Damasio’s based analysis of emotion and consciousness based on clinical neurological research and Terrence Deacon’s analysis of the neuroanatomy of the brain are more empirically based, and have more compelling insights about the relationships between emotions, language, and consciousness. When Deacon strays off the empirical farm and does evidence-free, evolution-based mythic speculation, he gets shallow too.
Pinker’s use of evolution as a myth doesn’t lead to more insight than traditional explanations of human complexity (desire leads to suffering in the Buddhist tradition; the “good inclination/evil inclination” framework in the Jewish tradition). These traditional sources don’t have evolutionary science as their base, yet they perceive the conflicts in human nature, and can reach wise insights about how to handle the conflicts.
A good part of the argument in “How the Mind Works” is polemic against foolish politically-correct academic conventional wisdom that humans don’t have natural tendencies toward selfishness, deceit and violence.
But in arguing against “culturist” extremism, Pinker misses the point about culture. Pinker ties himself into knots trying to explain why people would engage in behavior that contradicted a basic evolutionary program — why a successful scientist would focus on career and marry late, why a family would adopt a child.
He doesn’t understand that cultural rewards like prestige and social experiences like nurturing can extend underlying biological programming. It’s not enough for Pinker to reverse-engineer the biological roots of behavior, he needs to explain the higher-level behavior in terms of the lower-level behavior. This is like explaining the plot of a video game in terms of assembly language, or even the game’s object model.
In summary, Pinker does fine as a scientist, but he hasn’t successfully made the transition to moral philosopher. And he certainly hasn’t made the case that scientific research has made moral philosophy obsolete.

“hypertext cycles” and decision-making

Peter Merholz writes about a pattern he observed, back when he was in Epinions, about the way people decided what digital camera to buy.

We assumed that, given the task of finding an appropriate digital camera, people would whittle down the attributes such as price, megapixel count, and brand, and arrive at the few options best suited to them. If they had questions along the way, they could read helpful guides that would define terms, suggest comparison strategies, etc.
Again and again in our observations, that didn’t happen. People who knew little about digital cameras made no attempt to bone up. Instead they’d barrel through the taxonomy, usually beginning with a familiar brand, and get to a product page as quick as possible. It was only then, when looking at a specific item, and seeing what it’s basic specifications were, did they pause, sit back, and think, “Hmmm. This has 2 megapixels. I wonder how many I want?” Some would look for glossaries or guides, others would read reviews, and some just guessed by comparing the various products.
They would go through this cycle — looking at a product, reflect on their needs, understand concepts, look at another product, reflect again, etc. — a few times. Todd and I came up with a conceptual model, where the user is something like a bouncing ball, falling straight onto a product, then bouncing up, getting a lay of the land, falling onto another product, bouncing up again, but not as high since they’re starting to figure it out, falling onto another product, and repeating until they’ve found the right one.

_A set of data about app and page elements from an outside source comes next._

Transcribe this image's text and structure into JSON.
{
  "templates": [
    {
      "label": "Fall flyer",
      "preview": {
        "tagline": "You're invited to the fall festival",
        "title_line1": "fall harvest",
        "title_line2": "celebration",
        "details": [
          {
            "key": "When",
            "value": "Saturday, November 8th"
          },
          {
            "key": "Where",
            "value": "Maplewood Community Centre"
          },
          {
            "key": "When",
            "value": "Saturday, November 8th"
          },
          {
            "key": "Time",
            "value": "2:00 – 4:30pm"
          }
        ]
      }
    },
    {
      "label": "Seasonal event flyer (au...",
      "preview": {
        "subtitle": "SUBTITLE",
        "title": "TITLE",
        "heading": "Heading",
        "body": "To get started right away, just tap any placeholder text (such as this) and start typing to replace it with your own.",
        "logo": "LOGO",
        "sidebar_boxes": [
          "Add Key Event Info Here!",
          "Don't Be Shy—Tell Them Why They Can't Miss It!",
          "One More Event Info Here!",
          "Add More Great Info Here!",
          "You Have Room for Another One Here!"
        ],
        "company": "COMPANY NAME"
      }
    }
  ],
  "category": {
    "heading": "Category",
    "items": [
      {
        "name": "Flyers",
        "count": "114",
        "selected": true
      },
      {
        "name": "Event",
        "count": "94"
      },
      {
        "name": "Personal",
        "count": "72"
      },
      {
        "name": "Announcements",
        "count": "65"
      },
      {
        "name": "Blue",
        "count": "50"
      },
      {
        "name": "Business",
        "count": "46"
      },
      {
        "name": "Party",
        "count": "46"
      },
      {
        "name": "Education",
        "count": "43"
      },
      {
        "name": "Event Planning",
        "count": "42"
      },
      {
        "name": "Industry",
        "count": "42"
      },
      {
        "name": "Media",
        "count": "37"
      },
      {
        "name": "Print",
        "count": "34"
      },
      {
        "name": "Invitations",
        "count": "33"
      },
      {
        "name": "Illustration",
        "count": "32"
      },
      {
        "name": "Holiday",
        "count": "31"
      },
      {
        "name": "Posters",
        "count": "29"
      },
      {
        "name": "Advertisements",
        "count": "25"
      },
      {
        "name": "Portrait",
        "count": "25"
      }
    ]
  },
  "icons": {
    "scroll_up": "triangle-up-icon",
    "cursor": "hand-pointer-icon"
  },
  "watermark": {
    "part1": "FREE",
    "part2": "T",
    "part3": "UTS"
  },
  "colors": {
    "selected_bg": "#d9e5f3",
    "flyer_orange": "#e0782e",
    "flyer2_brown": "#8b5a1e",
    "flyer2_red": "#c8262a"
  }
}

Makes total sense. People need concrete examples in order to start to understand the conceptual space of digital camera features.
More good decision-making references in the comments to peterme’s post.

Is society a small-world network

NYT:
Mr. Barabasi believes the human social network is scale-free with the expected smattering of richly connected hubs. Mr. Watts disagrees. “If you asked people to list the number of people they recognize, that could be scale-free, everyone recognizes Michael Jordan,” he said. “But if you said, `Who would you trust to look after your kids?’ That’s not scale-free. As you start to ratchet up the requirements for what it means to know someone, connections diminish.”

Pig clones are individuals

Piglets in litters or cloned pigs behave with individual personality traits — shy or outgoing, curious or passive — just like litters of normal pigs, according to research at Texas A&M reported by Salon magazine. The researcher theorizes that differences in gene expression in the womb might account for the distinction.

New theory about origins of life

via Google news
A pair of biologists propose that tiny honeycombs within minerals may have served as the first cells, incubating the first self-replicating life forms.
This proposal contrasts with theories that life started with the emergence of self-replicating chemicals, and cellular boundaries evolved later.

Western science writers discover non-western science

Thanks to Jerry for the link, and to Swamy for some education on the subject.
It is pretty amazing how often American and European books on the history of science and technology contain obvious errors of fact when they discuss the “discovery” and “invention” of various ideas and techniques.

Computers won’t be reading Plato any time soon, Part 2

Thanks to Ed Nixon for a link to an interesting article by philosopher
John Searle, arguing against Ray Kurzweil’s contention that computers
will soon be smarter than people.
The strong part of Searle’s article is the argument that “syntax is not
semantics” — a computer that can calculate chess moves based on
pre-defined algorithms does not actually understand chess. Searle argues
successfully that Deep Blue is unintelligent in the same way that a
pocket calculator is unintelligent; it is simply manipulating symbols,
just as a human who speaks Chinese phrases using a transliteration is
manipulating symbols but does not understand Chinese.
Searle is right that Deep Blue is very far from being conscious. The
fact that a computer can beat a human at chess means about as much as
the fact that an automobile can move faster than a runner. Humans
designed the automobile; and human programmers chose the heuristics that
drive Deep Blue’s decisions.
Searle is less successful with the argument that a computer cannot have
intelligence, since a computer contains a mere model of intelligent
processes; and models are different from the physical things that they
represent.
Searle acknowledges that human intelligence is an emergent property of
neurons firing in the brain. This means, though, that intelligence is
based on circuitry, a pattern of information. Similarly, scientists are
gradually deciphering the informational patterns of genes and gene
expression. The lines between information and reality are not so clear
cut; it may be possible to develop living, even intelligent patterns in
some other medium.
Human intelligence probably has subtle dependencies on the biochemical
nature of the brain and the organism. Tom Ray makes this point
beautifully. But it does not follow that the only possible kind of
intelligence requires a body; it certainly does not follow that theonly
kind of intelligence requires this sort of body.
It may be theoretically possible for intelligence to develop in some
other medium. But despite Kurzweil’s optimism, there is little evidence
that we have any idea how to do this. Searle is right that just because
we can program computers to play chess does not mean we are anywhere
near creating computers with conscious minds.

The Origin of Animal Body

The Origin of Animal Body Plans by Wallace Arthur

This is a test of the BookPost feature written by Paul Bauch. BookPost is a web service that lets you post book reviews while browsing the book on Amazon. Bookpost uses a JavaScript bookmarklet that calls an ASP script that uses the Amazon API to pull in the book’s title, author, and URL; and the Blogger API to automatically post to your weblog.
Unfortunately, the Amazon API does not seem to cover reviews; I would love to be able to cross-post reviews to Amazon and the weblog!
This book looks nontrivial but fascinating. Into the to-read queue it goes. So many books, so little time.